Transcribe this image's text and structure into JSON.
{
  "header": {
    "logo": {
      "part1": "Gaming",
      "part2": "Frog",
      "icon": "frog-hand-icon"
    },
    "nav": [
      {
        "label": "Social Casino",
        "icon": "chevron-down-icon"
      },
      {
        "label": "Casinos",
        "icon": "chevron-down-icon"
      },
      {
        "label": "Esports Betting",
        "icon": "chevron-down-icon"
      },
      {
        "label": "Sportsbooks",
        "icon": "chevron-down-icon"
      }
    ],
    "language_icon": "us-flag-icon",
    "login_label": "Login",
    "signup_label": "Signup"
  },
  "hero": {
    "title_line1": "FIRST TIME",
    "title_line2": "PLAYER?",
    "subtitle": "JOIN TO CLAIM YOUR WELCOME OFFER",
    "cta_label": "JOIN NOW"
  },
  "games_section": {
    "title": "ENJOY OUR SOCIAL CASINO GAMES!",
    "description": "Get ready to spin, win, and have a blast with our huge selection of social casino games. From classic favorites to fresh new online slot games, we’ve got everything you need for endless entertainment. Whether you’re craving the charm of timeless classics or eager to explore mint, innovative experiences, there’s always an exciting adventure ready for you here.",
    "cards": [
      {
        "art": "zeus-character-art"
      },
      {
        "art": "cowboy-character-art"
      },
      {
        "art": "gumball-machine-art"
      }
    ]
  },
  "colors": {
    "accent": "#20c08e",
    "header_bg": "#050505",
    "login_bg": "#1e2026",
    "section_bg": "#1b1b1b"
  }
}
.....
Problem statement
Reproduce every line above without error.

Solution
Transcribe this image's text and structure into JSON.
{
  "header": {
    "logo": {
      "part1": "Gaming",
      "part2": "Frog",
      "icon": "frog-hand-icon"
    },
    "nav": [
      {
        "label": "Social Casino",
        "icon": "chevron-down-icon"
      },
      {
        "label": "Casinos",
        "icon": "chevron-down-icon"
      },
      {
        "label": "Esports Betting",
        "icon": "chevron-down-icon"
      },
      {
        "label": "Sportsbooks",
        "icon": "chevron-down-icon"
      }
    ],
    "language_icon": "us-flag-icon",
    "login_label": "Login",
    "signup_label": "Signup"
  },
  "hero": {
    "title_line1": "FIRST TIME",
    "title_line2": "PLAYER?",
    "subtitle": "JOIN TO CLAIM YOUR WELCOME OFFER",
    "cta_label": "JOIN NOW"
  },
  "games_section": {
    "title": "ENJOY OUR SOCIAL CASINO GAMES!",
    "description": "Get ready to spin, win, and have a blast with our huge selection of social casino games. From classic favorites to fresh new online slot games, we’ve got everything you need for endless entertainment. Whether you’re craving the charm of timeless classics or eager to explore mint, innovative experiences, there’s always an exciting adventure ready for you here.",
    "cards": [
      {
        "art": "zeus-character-art"
      },
      {
        "art": "cowboy-character-art"
      },
      {
        "art": "gumball-machine-art"
      }
    ]
  },
  "colors": {
    "accent": "#20c08e",
    "header_bg": "#050505",
    "login_bg": "#1e2026",
    "section_bg": "#1b1b1b"
  }
}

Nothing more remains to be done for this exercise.